Five Decades of Alumni Connections
New G alumni describe the group as “close-knit” and “diverse.” They have professions in education, chemistry, real estate and other fields. Those that have become sponsors give their time to each aspect of the organization, from planning to fundraising to rehearsals and even on tour. The group of past sponsors numbers well into the 60s, and the group of alumni reaches more than a thousand. Several New G alumni traveled to attend the recent memorial service in Springfield, Mo., for the former senior pastor at Wyatt Park Christian Church, where the group originally met and rehearsed.
“A lot of kids say ‘looking back, it was New G that was the beginning of faith for me or of a new and lasting friendship,’ or even a career path. We plant seeds that grow from here. We teach leadership and a sense of community that lasts and lasts, across the generations,” says Myers.
New G sponsors, alumni and parents Chad and Cailey Carlson agree. “We met as students in the program. With our daughter now in the group, we have seen her learn to manage travel on an independent level as they tour. She’s learned more about her faith, about public speaking and so many communication skills. New G was important to us as youth, and it’s so great to pass this on to our daughter now, too.”

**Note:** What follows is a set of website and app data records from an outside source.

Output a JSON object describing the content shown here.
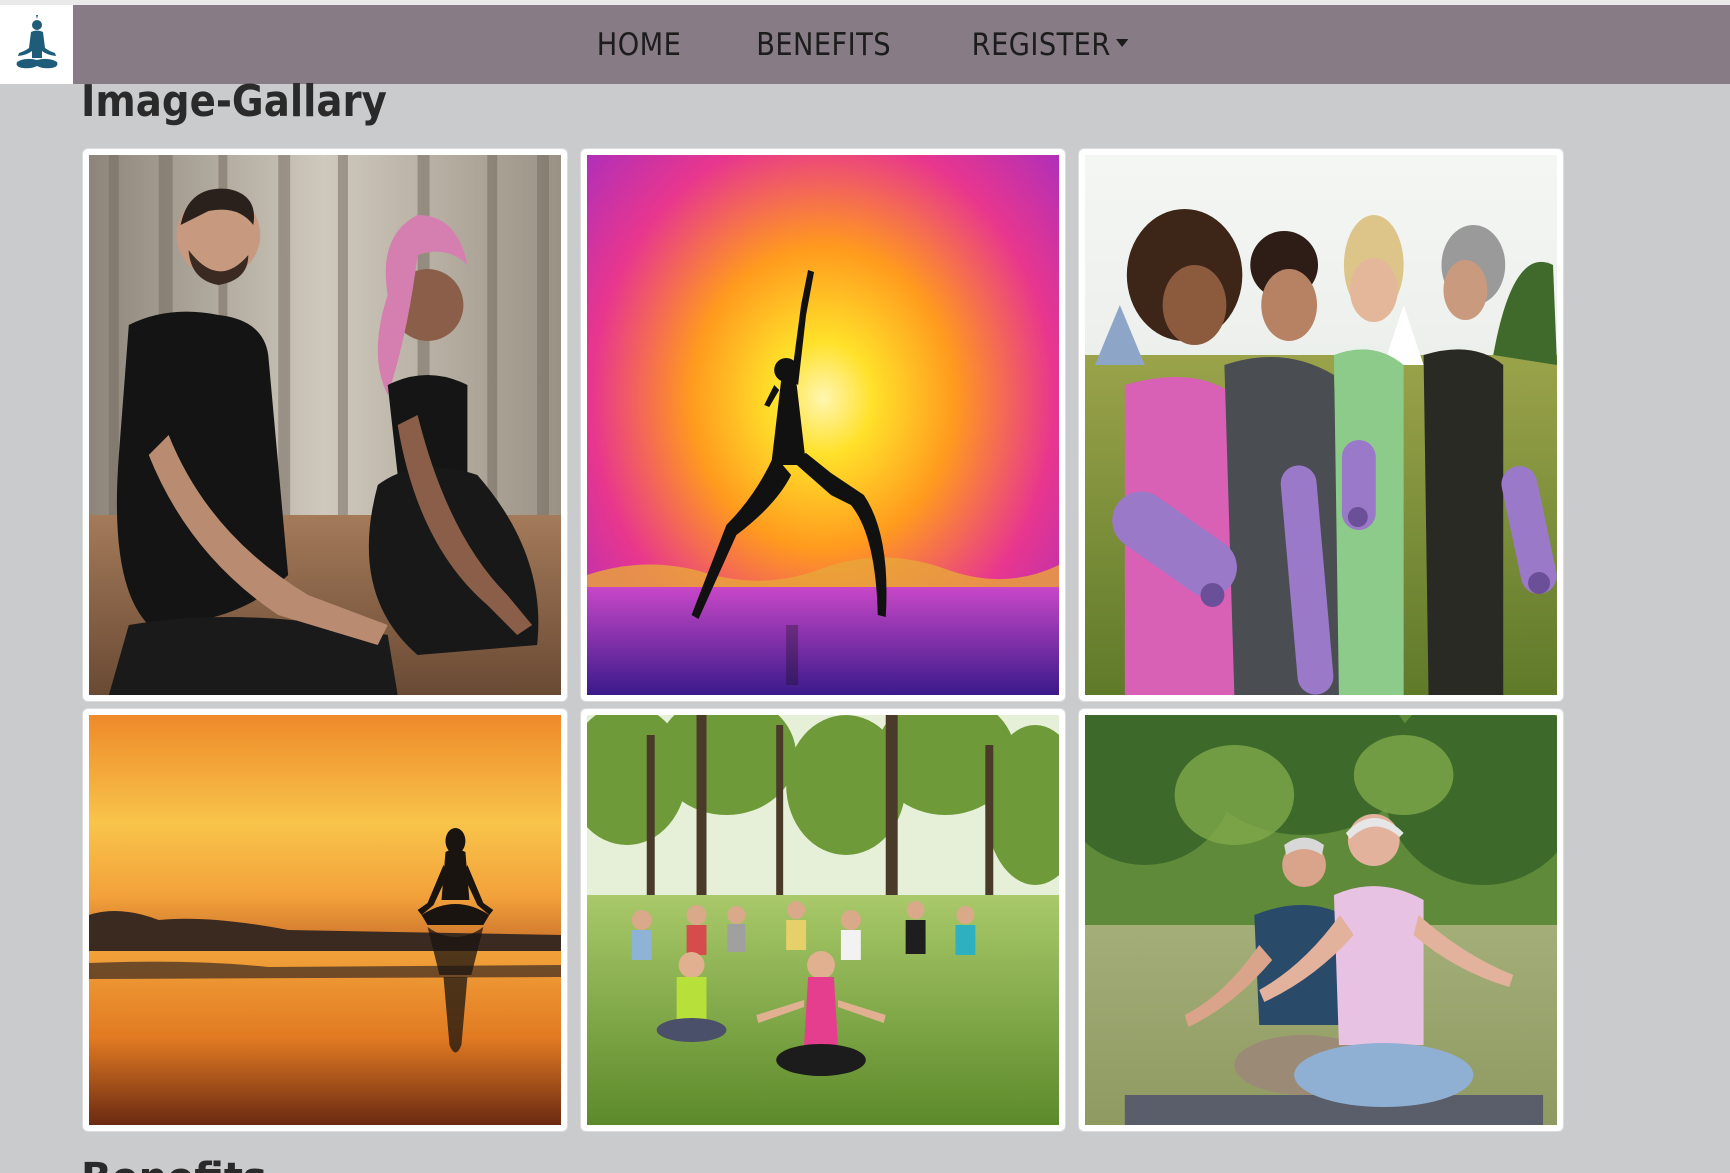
{
  "nav": {
    "logo_icon": "meditation-icon",
    "items": [
      {
        "label": "HOME"
      },
      {
        "label": "BENEFITS"
      },
      {
        "label": "REGISTER",
        "has_dropdown": true
      }
    ]
  },
  "page": {
    "title": "Image-Gallary",
    "next_section": "Benefits"
  },
  "gallery": {
    "images": [
      {
        "name": "meditating-couple-photo"
      },
      {
        "name": "sunset-warrior-pose-photo"
      },
      {
        "name": "women-with-yoga-mats-photo"
      },
      {
        "name": "sunset-lake-meditation-photo"
      },
      {
        "name": "park-group-yoga-photo"
      },
      {
        "name": "seniors-meditating-photo"
      }
    ]
  },
  "colors": {
    "navbar": "#877b85",
    "background": "#c9cbcd",
    "logo": "#1e5c7a"
  }
}
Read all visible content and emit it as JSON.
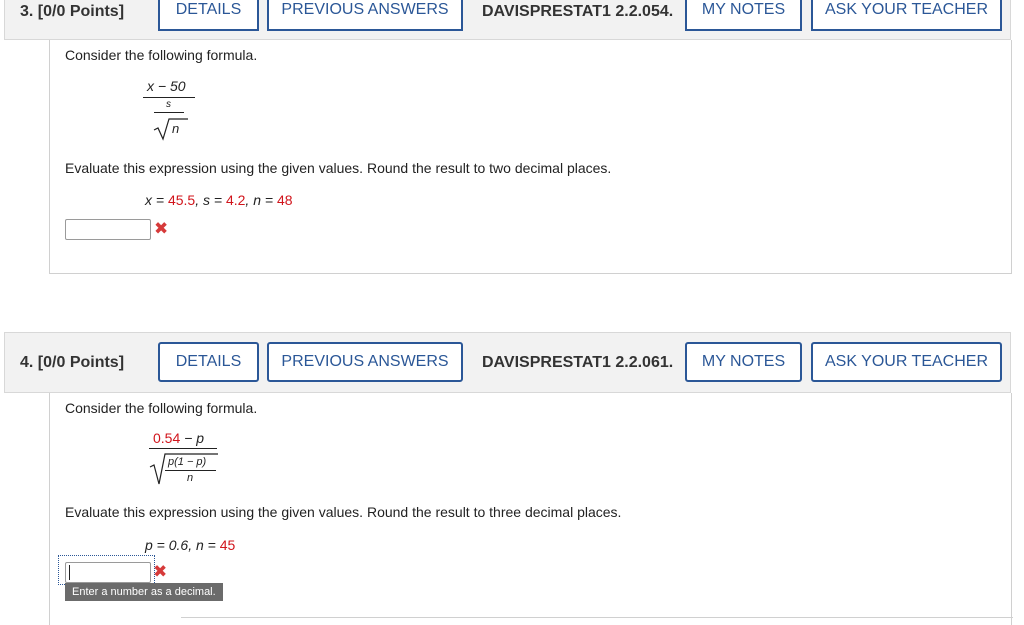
{
  "q3": {
    "number": "3.",
    "points": "[0/0 Points]",
    "buttons": {
      "details": "DETAILS",
      "previous": "PREVIOUS ANSWERS",
      "notes": "MY NOTES",
      "ask": "ASK YOUR TEACHER"
    },
    "reference": "DAVISPRESTAT1 2.2.054.",
    "intro": "Consider the following formula.",
    "formula": {
      "numerator": "x − 50",
      "inner_num": "s",
      "inner_den": "n"
    },
    "instruction": "Evaluate this expression using the given values. Round the result to two decimal places.",
    "values": {
      "x_label": "x = ",
      "x": "45.5",
      "s_label": ", s = ",
      "s": "4.2",
      "n_label": ", n = ",
      "n": "48"
    },
    "answer_value": "",
    "incorrect_icon": "x-mark-icon"
  },
  "q4": {
    "number": "4.",
    "points": "[0/0 Points]",
    "buttons": {
      "details": "DETAILS",
      "previous": "PREVIOUS ANSWERS",
      "notes": "MY NOTES",
      "ask": "ASK YOUR TEACHER"
    },
    "reference": "DAVISPRESTAT1 2.2.061.",
    "intro": "Consider the following formula.",
    "formula": {
      "num_value": "0.54",
      "num_rest": " − p",
      "inner_num": "p(1 − p)",
      "inner_den": "n"
    },
    "instruction": "Evaluate this expression using the given values. Round the result to three decimal places.",
    "values": {
      "p_label": "p = 0.6, n = ",
      "n": "45"
    },
    "answer_value": "",
    "tooltip": "Enter a number as a decimal.",
    "incorrect_icon": "x-mark-icon"
  },
  "colors": {
    "accent": "#2b5797",
    "error": "#d1141b",
    "header_bg": "#f2f2f2"
  }
}
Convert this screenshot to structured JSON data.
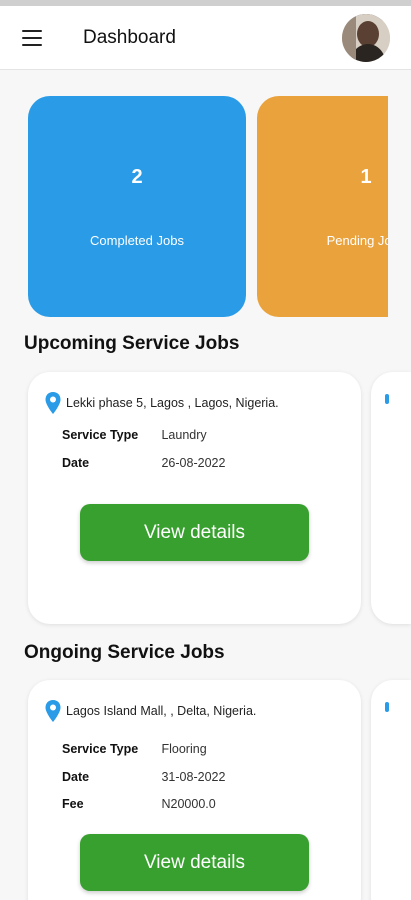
{
  "header": {
    "title": "Dashboard",
    "menu_icon": "hamburger-menu-icon",
    "avatar_icon": "user-avatar"
  },
  "stats": [
    {
      "value": "2",
      "label": "Completed Jobs",
      "color": "#2a9be6"
    },
    {
      "value": "1",
      "label": "Pending Jobs",
      "color": "#eaa23c"
    }
  ],
  "upcoming": {
    "title": "Upcoming Service Jobs",
    "job": {
      "location": "Lekki phase 5, Lagos , Lagos, Nigeria.",
      "service_type_label": "Service Type",
      "service_type": "Laundry",
      "date_label": "Date",
      "date": "26-08-2022",
      "button": "View details"
    }
  },
  "ongoing": {
    "title": "Ongoing Service Jobs",
    "job": {
      "location": "Lagos Island Mall,  , Delta, Nigeria.",
      "service_type_label": "Service Type",
      "service_type": "Flooring",
      "date_label": "Date",
      "date": "31-08-2022",
      "fee_label": "Fee",
      "fee": "N20000.0",
      "button": "View details"
    }
  },
  "colors": {
    "primary_blue": "#2a9be6",
    "pending_orange": "#eaa23c",
    "button_green": "#37a02e"
  }
}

The longevity and impact of the organization is known to alumni, but also to current members. Alanna Bryson, age 15, says “To me, the fact that New G is in its 48th year is an amazing thing. It means that this beautiful group that works so hard every year to spread the word of God all over the country is still going strong. I think that truly means that God has our back because He’s let us get this far, and hopefully will help us get even further.” Myers believes the name “New Generation” singers is still relevant. “At the time we were created, new voices were sharing their faith and hope. Today, we honor the present generation for their ideas about unity and we try to really listen to what they’re feeling. Yes, the music and the instruments and the theater aspect keeps them coming back. And the social aspects and the adventure of the tour. But it’s also a way they can speak and connect together and work toward something with a purpose.”

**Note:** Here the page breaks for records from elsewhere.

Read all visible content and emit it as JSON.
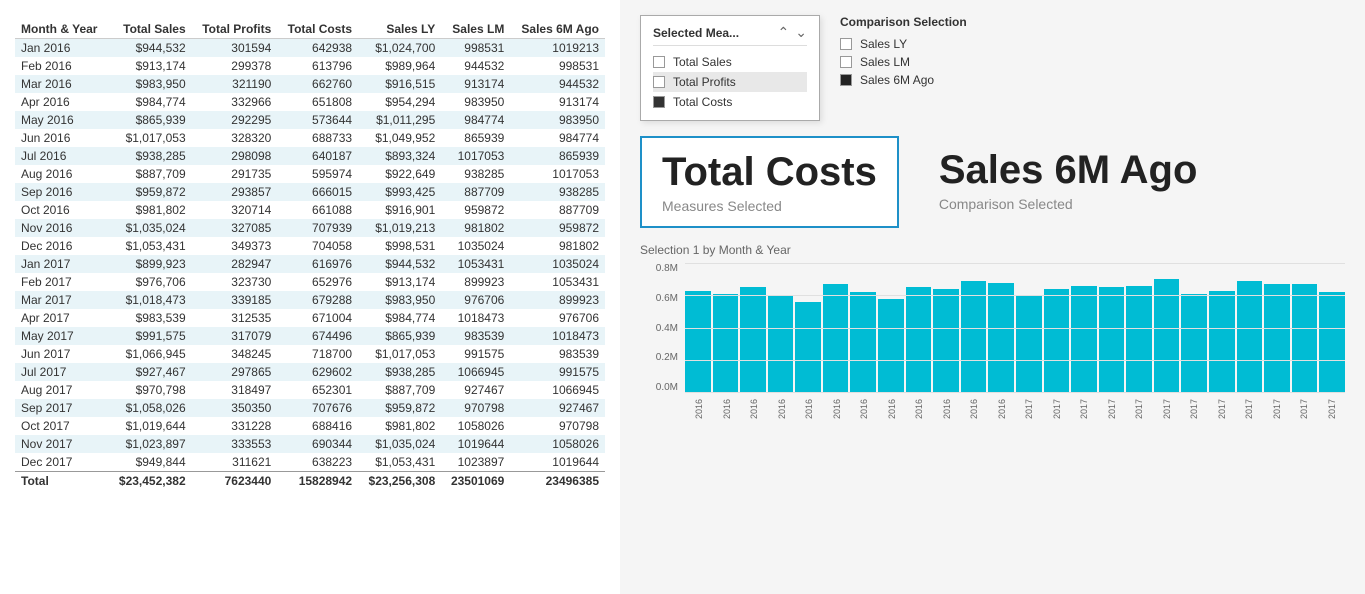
{
  "table": {
    "headers": [
      "Month & Year",
      "Total Sales",
      "Total Profits",
      "Total Costs",
      "Sales LY",
      "Sales LM",
      "Sales 6M Ago"
    ],
    "rows": [
      [
        "Jan 2016",
        "$944,532",
        "301594",
        "642938",
        "$1,024,700",
        "998531",
        "1019213"
      ],
      [
        "Feb 2016",
        "$913,174",
        "299378",
        "613796",
        "$989,964",
        "944532",
        "998531"
      ],
      [
        "Mar 2016",
        "$983,950",
        "321190",
        "662760",
        "$916,515",
        "913174",
        "944532"
      ],
      [
        "Apr 2016",
        "$984,774",
        "332966",
        "651808",
        "$954,294",
        "983950",
        "913174"
      ],
      [
        "May 2016",
        "$865,939",
        "292295",
        "573644",
        "$1,011,295",
        "984774",
        "983950"
      ],
      [
        "Jun 2016",
        "$1,017,053",
        "328320",
        "688733",
        "$1,049,952",
        "865939",
        "984774"
      ],
      [
        "Jul 2016",
        "$938,285",
        "298098",
        "640187",
        "$893,324",
        "1017053",
        "865939"
      ],
      [
        "Aug 2016",
        "$887,709",
        "291735",
        "595974",
        "$922,649",
        "938285",
        "1017053"
      ],
      [
        "Sep 2016",
        "$959,872",
        "293857",
        "666015",
        "$993,425",
        "887709",
        "938285"
      ],
      [
        "Oct 2016",
        "$981,802",
        "320714",
        "661088",
        "$916,901",
        "959872",
        "887709"
      ],
      [
        "Nov 2016",
        "$1,035,024",
        "327085",
        "707939",
        "$1,019,213",
        "981802",
        "959872"
      ],
      [
        "Dec 2016",
        "$1,053,431",
        "349373",
        "704058",
        "$998,531",
        "1035024",
        "981802"
      ],
      [
        "Jan 2017",
        "$899,923",
        "282947",
        "616976",
        "$944,532",
        "1053431",
        "1035024"
      ],
      [
        "Feb 2017",
        "$976,706",
        "323730",
        "652976",
        "$913,174",
        "899923",
        "1053431"
      ],
      [
        "Mar 2017",
        "$1,018,473",
        "339185",
        "679288",
        "$983,950",
        "976706",
        "899923"
      ],
      [
        "Apr 2017",
        "$983,539",
        "312535",
        "671004",
        "$984,774",
        "1018473",
        "976706"
      ],
      [
        "May 2017",
        "$991,575",
        "317079",
        "674496",
        "$865,939",
        "983539",
        "1018473"
      ],
      [
        "Jun 2017",
        "$1,066,945",
        "348245",
        "718700",
        "$1,017,053",
        "991575",
        "983539"
      ],
      [
        "Jul 2017",
        "$927,467",
        "297865",
        "629602",
        "$938,285",
        "1066945",
        "991575"
      ],
      [
        "Aug 2017",
        "$970,798",
        "318497",
        "652301",
        "$887,709",
        "927467",
        "1066945"
      ],
      [
        "Sep 2017",
        "$1,058,026",
        "350350",
        "707676",
        "$959,872",
        "970798",
        "927467"
      ],
      [
        "Oct 2017",
        "$1,019,644",
        "331228",
        "688416",
        "$981,802",
        "1058026",
        "970798"
      ],
      [
        "Nov 2017",
        "$1,023,897",
        "333553",
        "690344",
        "$1,035,024",
        "1019644",
        "1058026"
      ],
      [
        "Dec 2017",
        "$949,844",
        "311621",
        "638223",
        "$1,053,431",
        "1023897",
        "1019644"
      ]
    ],
    "total_row": [
      "Total",
      "$23,452,382",
      "7623440",
      "15828942",
      "$23,256,308",
      "23501069",
      "23496385"
    ]
  },
  "dropdown": {
    "title": "Selected Mea...",
    "items": [
      {
        "label": "Total Sales",
        "checked": false
      },
      {
        "label": "Total Profits",
        "checked": false
      },
      {
        "label": "Total Costs",
        "checked": true
      }
    ]
  },
  "comparison_selection": {
    "title": "Comparison Selection",
    "items": [
      {
        "label": "Sales LY",
        "checked": false
      },
      {
        "label": "Sales LM",
        "checked": false
      },
      {
        "label": "Sales 6M Ago",
        "checked": true
      }
    ]
  },
  "kpi_measure": {
    "value": "Total Costs",
    "label": "Measures Selected"
  },
  "kpi_comparison": {
    "value": "Sales 6M Ago",
    "label": "Comparison Selected"
  },
  "chart": {
    "title": "Selection 1 by Month & Year",
    "y_labels": [
      "0.8M",
      "0.6M",
      "0.4M",
      "0.2M",
      "0.0M"
    ],
    "bars": [
      63,
      61,
      65,
      60,
      56,
      67,
      62,
      58,
      65,
      64,
      69,
      68,
      60,
      64,
      66,
      65,
      66,
      70,
      61,
      63,
      69,
      67,
      67,
      62
    ],
    "x_labels": [
      "2016",
      "2016",
      "2016",
      "2016",
      "2016",
      "2016",
      "2016",
      "2016",
      "2016",
      "2016",
      "2016",
      "2016",
      "2017",
      "2017",
      "2017",
      "2017",
      "2017",
      "2017",
      "2017",
      "2017",
      "2017",
      "2017",
      "2017",
      "2017"
    ]
  }
}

Even with nearly five decades of success, sometimes people joke with Myers about the idea of taking 100-plus students by bus across the country or across the Canadian border – with all the associated luggage, gear and paperwork.

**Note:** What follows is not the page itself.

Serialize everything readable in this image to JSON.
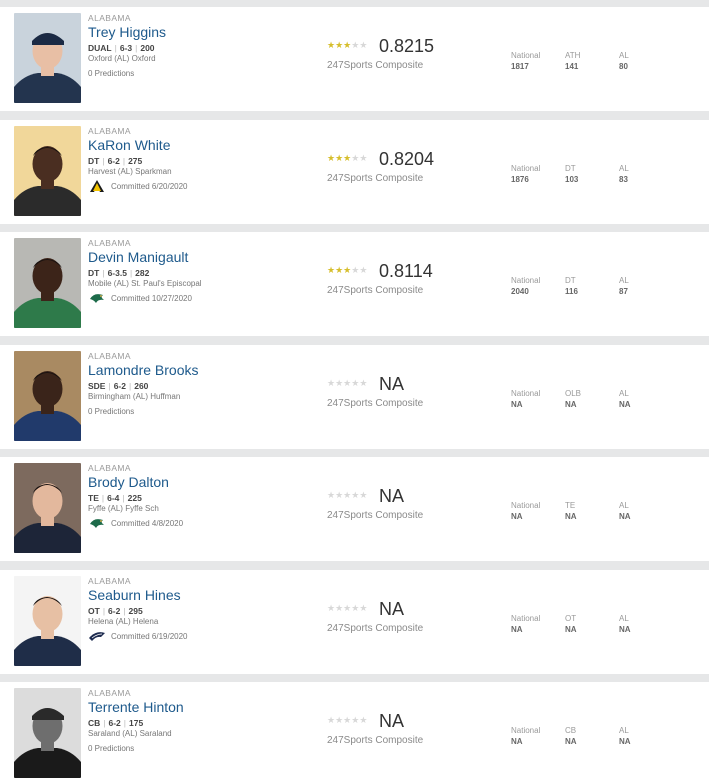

He responds simply: “At 48 years of singing, it’s clear that God still has something He needs this group to do. And we’ll keep moving toward it.”
More than a decade of service later, the program continues to grow. Most of the kids who live in this St. Joseph neighborhood receive free or reduced priced breakfast and lunch during the school year, but have limited food resources in the summer.
Mount Mora Cemetery, home to 14,000 to 18,000 deceased individuals, is curiously and remarkably alive.
When it comes to home-cooked breakfast and lunch, you get it Betty’s way. Or you don’t get the darn thing at all.
When it’s time for a coffee fix, St. Joseph’s options range from the eclectic to the trendy to the fast and familiar. The coffee culture in St. Joseph continues to expand and thrive, fueled by historic roasters, young entrepreneurs and locals who want to open the doors to a comfortable piece of the city’s relaxed vibe.
What started 160 years ago has returned in a new way. Ask hundreds of customers and visitors, and they’ll say it’s right on time.